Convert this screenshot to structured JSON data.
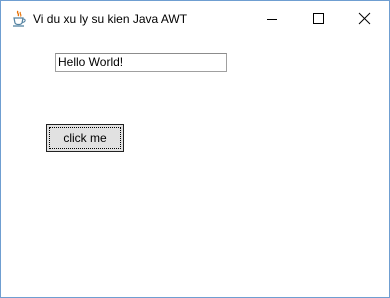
{
  "window": {
    "title": "Vi du xu ly su kien Java AWT",
    "icon": "java-cup-icon",
    "controls": {
      "minimize": "minimize-icon",
      "maximize": "maximize-icon",
      "close": "close-icon"
    }
  },
  "form": {
    "text_field_value": "Hello World!",
    "button_label": "click me"
  },
  "colors": {
    "window_border": "#6f9ed1",
    "client_background": "#ffffff",
    "button_background": "#e1e1e1"
  }
}
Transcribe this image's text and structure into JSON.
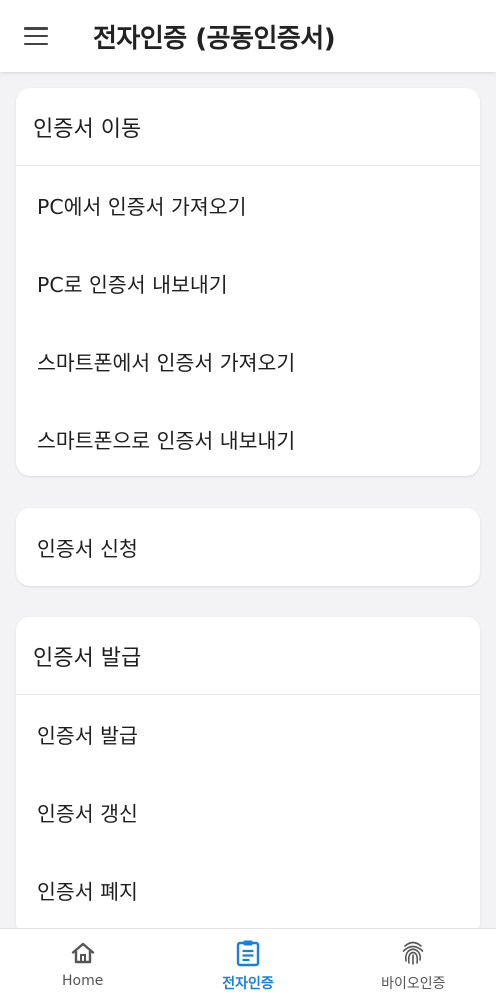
{
  "appbar": {
    "title": "전자인증 (공동인증서)",
    "menu_icon": "hamburger-menu-icon"
  },
  "sections": {
    "transfer": {
      "header": "인증서 이동",
      "items": [
        "PC에서 인증서 가져오기",
        "PC로 인증서 내보내기",
        "스마트폰에서 인증서 가져오기",
        "스마트폰으로 인증서 내보내기"
      ]
    },
    "apply": {
      "label": "인증서 신청"
    },
    "issue": {
      "header": "인증서 발급",
      "items": [
        "인증서 발급",
        "인증서 갱신",
        "인증서 폐지"
      ]
    }
  },
  "bottom_nav": {
    "items": [
      {
        "label": "Home",
        "icon": "home-icon",
        "active": false
      },
      {
        "label": "전자인증",
        "icon": "clipboard-icon",
        "active": true
      },
      {
        "label": "바이오인증",
        "icon": "fingerprint-icon",
        "active": false
      }
    ]
  },
  "colors": {
    "accent": "#1b7fd6",
    "background": "#f3f2f5",
    "card": "#ffffff"
  }
}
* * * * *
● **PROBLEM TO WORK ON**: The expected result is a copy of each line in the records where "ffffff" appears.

● **PROBLEM SOLUTION**:
    "client_background": "#ffffff",
    "card": "#ffffff"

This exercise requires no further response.